It was no coincidence that with the rise in female education, female employment would also rise in prominence. Something monumental happened to English society with the passing of the Education Act of 1870, wherein schooling was provided to all children between the ages of five and twelve, with elementary school made compulsory in 1880, and free in 1891. Add to this the founding of women’s colleges at Oxford and Cambridge, the granting of degrees to women from other colleges and universities (something Oxbridge did not do until the 20th century), as well as the fight for secondary education and the founding of girls’ public schools and high schools, and you have a veritable revolution in thought! As a result of these monumental changes, women and teenage girls of the Edwardian era were the first generation of females to be educated along the same standards as males.
And this came at the perfect time for late Victorian and Edwardian women. By the 1860s and 1870s, the “Surplus Woman Question” was the subject of countless articles, lectures, and pamphlets. Despite the age-old opinion that women were meant for marriage and motherhood, the uncomfortable reality that hundreds of thousands, perhaps millions, of women would not wed because of poverty, age, physical appearance, lack of position, and especially a shortage of eligible men, frightened society. However, no one offered any real solutions besides devoting one’s self to one’s aging parents, or becoming a caretaker/governess for the household of one’s married brother or sister. Women of the 1880s revolted against this dreary existence and slowly, but surely, began to infiltrate the workforce as shop-girls, teachers, librarians, journalists, nurses, etc. Of course, though there was a bit of a struggle against women “de-feminizing” themselves by having a job, the rapid modernization of technology and business made their entry much easier than in the past (for example, the growth of ocean liners meant stewardesses were needed for female passengers; the growth of department stores over individual shops meant female employees were needed in certain departments, etc).
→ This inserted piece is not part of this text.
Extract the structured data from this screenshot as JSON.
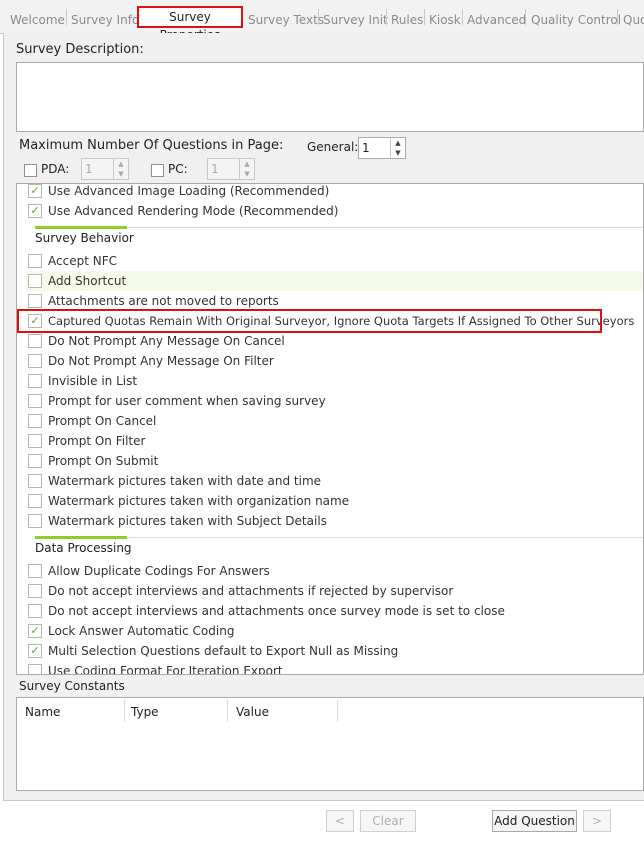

One profession which reigned king (or queen) above all was the type-writer girl, or typist. As one of the better paying and most “genteel” of positions, it was highly coveted by professional women. A woman possessing skills in typing, dictation, and shorthand could work as a private secretary, an authors’ amanuensis, a copying clerk to a solicitor, or for the Government. To equip women with the necessary skills, business schools and classes were founded, and after a stated period of time, the student was awarded a certificate, which verified to prospective employers that the applicant was trained and experienced in the aforementioned skills, as well as light book-keeping, business terms, business arithmetic, and précis (the summarizing of “a document in the fewest possible words, consistently with clearness and accuracy”).
In London, the Metropolitan School for Shorthand, in Chancery Lane, charged five guineas for a complete course of instruction until a rate of about 120 words a minute was reached by the student (a half-a-guinea could be paid weekly, with the fee reduced to 5s. if evening classes were attended). A prospective typist could also learn to use the typewriter at the chief or branch offices of the leading typewriter makers, and frequently these classes were free with purchase. The pay for a typist or secretary varied based on experience and position. A shorthand and typewriting clerk could have been paid anything from a beginner’s 15s. to £2 or £3 a week, whilst a secretary was paid from the assistant’s £50 to £250 a year. Oddly enough, though positions as copying for a solicitor or typing manuscripts were difficult to obtain, the pay was quite poor–about £5 for a novel of 100,000 words.
The most dependable and lucrative positions were found working for the Civil Service. Of the departments opened to women typists, they included the Board of Education (England), Colonial Office, Customs, Foreign Office, India Office, Inland Revenue, Office of the Secretary for Scotland, Treasury, and War Office (including Royal Army Clothing Depot). To become a typist in a Government department, a woman was required to be between the ages of 18 and 30, be unmarried or widowed, “duly qualified in respect of health and character,” a natural born or naturalized British subject, and at least five feet in height without boots or shoes. The examination for employment included “writing, spelling, English composition, copying manuscript, arithmetic (first four rules, simple and compound, including English weights and measures, and reduction), typewriting; and, if required by the department by which the candidate has been nominated, shorthand–and they were required to pass all topics.
Though domestic service continued to dominate womens’ employment, the professional class of women were solid and formidable. For the first time, possible ever in history, women could and did find work outside of the home through which they could support themselves. Granted, the issue of imbalanced pay between male and female employees exists ’til this day, but in the late Victorian and Edwardian eras, “surplus women” were no longer pathetic, mild-mannered creatures to be pitied: they were independent and resilient women who forged an individual path in spite of society’s dictates. And for women like Gwen (left), the typewriter was an instrument of dramatic social change.
Bluestockings: The Remarkable Story of the First Women to Fight for an Education by Jane Robinson
Girls Growing Up in Late Victorian and Edwardian England by Carol Dyhouse
The Englishwoman’s Year Book (1900 edition) ed. by Emily Janes
Every Woman’s Encyclopaedia v1 (1912)
The Type-writer Girl by Grant Allen (writing as Olive Pratt Rayner)